Qlik has grand plans for data. They are hoping that their solution will take the analytics out of the hands of a select few and bring it to the user to leverage as they see fit.
ChannelLife talked with the company’s A/NZ VP and regional director Sharryn about Qlik’s approach to the channel and the importance of data literacy in a big-data world.
Just briefly, what does Qlik do?
In a few words, we help end-users analyse their own data.
More specifically, we empower users to run their own analyses with a user-friendly interface, but a robust and enterprise-grade back-end.
What makes your approach to partners different to the other players in the channel?
I love this question! I have worked for a number of vendors who profess to be partner-centric and a lot of it is talk.
Qlik is the only vendor I've worked for in 20-something years that fundamentally puts the partner at the heart of our organisation.
In Western Australia, Queensland and New Zealand we have 100% go-to-market through partners and overall we are 50/50 channel and direct.
I personally did the recruitment in New Zealand 12 months ago for the systems integrators that we established partnerships with.
When we started we were channel-first and we evolved from that.
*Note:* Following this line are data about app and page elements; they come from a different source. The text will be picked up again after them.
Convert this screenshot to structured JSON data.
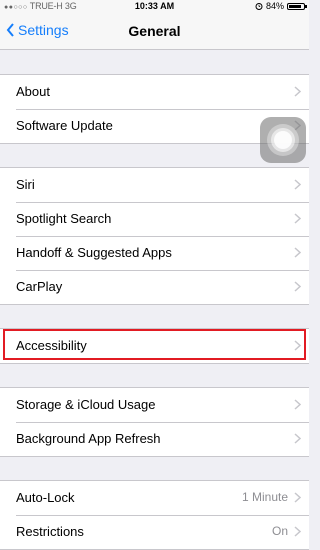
{
  "status_bar": {
    "carrier": "TRUE-H",
    "network": "3G",
    "time": "10:33 AM",
    "battery_text": "84%",
    "battery_level": 0.84
  },
  "nav": {
    "back_label": "Settings",
    "title": "General"
  },
  "groups": [
    {
      "rows": [
        {
          "label": "About"
        },
        {
          "label": "Software Update"
        }
      ]
    },
    {
      "rows": [
        {
          "label": "Siri"
        },
        {
          "label": "Spotlight Search"
        },
        {
          "label": "Handoff & Suggested Apps"
        },
        {
          "label": "CarPlay"
        }
      ]
    },
    {
      "rows": [
        {
          "label": "Accessibility"
        }
      ]
    },
    {
      "rows": [
        {
          "label": "Storage & iCloud Usage"
        },
        {
          "label": "Background App Refresh"
        }
      ]
    },
    {
      "rows": [
        {
          "label": "Auto-Lock",
          "value": "1 Minute"
        },
        {
          "label": "Restrictions",
          "value": "On"
        }
      ]
    }
  ],
  "colors": {
    "accent": "#157efb",
    "highlight": "#e21b23",
    "background": "#efeff4"
  }
}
That's our heritage.
What benefits for partners have you seen since Qlik was acquired by Thoma Bravo and became private in 2016?
If a software vendor puts out a range of profitability or revenue and misses the upper end then you are slaughtered by the stock market and analysts, even though you are within the range predicted.
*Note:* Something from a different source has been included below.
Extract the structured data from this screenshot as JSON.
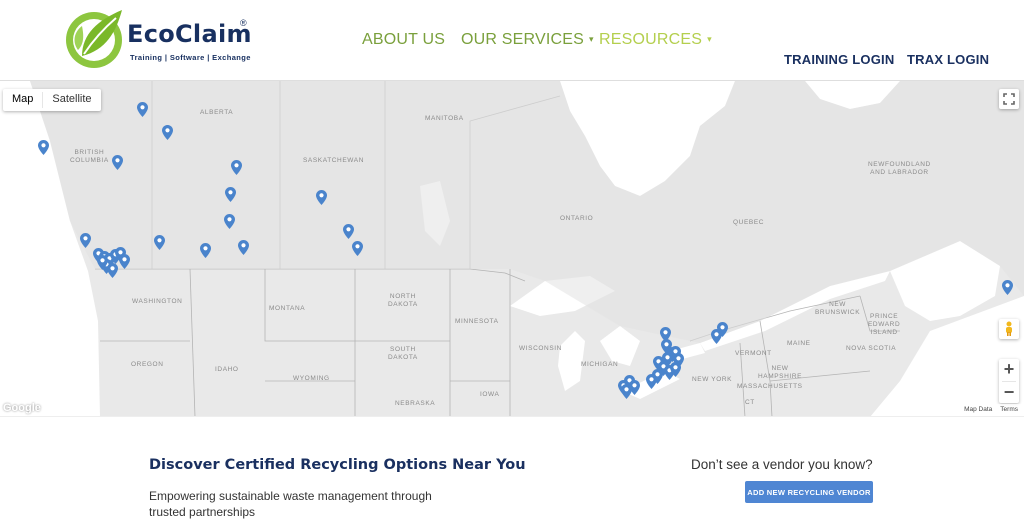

We don't have to tell the market whether we're profitable or not - we are very profitable, I'll say that - but we don't have to tell the market anything, we can just get on with doing our stuff and delivering a better solution for the partners to resell and the customers to consume.
It also allows us to make significant changes, like our go-to-market or going to the cloud, under a protected umbrella that won't affect the company's future and I think that's a really big positive.
Is this approach to data-analytics becoming more common with the increase in the penetration of cloud and the drive toward end-user accessibility?
In Gartner's Magic Quadrant there are three of us who profess to do the same thing but in different ways.
Tableau is a very end-user friendly tool, like excel on steroids, but at the moment it lacks governance and security and doesn't scale for enterprise.
Microsoft professes to be end-user driven but you still need someone who can code to be able to build stuff, while we’re no code at all.
I think we are the only one who does what it says on the label - we're end-user driven, robust from an enterprise perspective and we're fast to market.
What is 'data literacy' from your point of view and what Qlik is doing to help with it across organisations?
From our perspective, data literacy is when a person who does a business function can understand not just how to look at their data but how to challenge it, argue with it and how to do something from it.
There is a data explosion with IoT exposing more and more users to data through cloud and subscription models, and so we know that the problem is getting bigger.
As we push our technology into the periphery, data literacy matures because people have more access to their data and so can build things that are relevant to themselves.
Previously, the IT organisation was the only one that had access to the data.
In this new paradigm, the users have access to the data in a controlled manner, in the right way.
They can then take that and use that in their own mental context, how they need to use it.
They are self-educating through a tool.
How has Qlik prepared for the NBD and any potential equivalent in NZ?
We are not a data protection or a network protection or a monitoring solution, there is a lot of that stuff out in the market for that.
We deliver the data and we deliver it in a very secure manner - we have levels of security within our product that allows segregation and segmentation of different roles and different users that enter the system.
We have people in the central government in Australia and also the US, using this technology to expose information to third parties which using other technologies you can't physically do because there isn't a level of control that you can put in there and there is a lack of governance.
We are lucky that we are already at the front-end prepared for it but we can't stop the breaches at the back-end.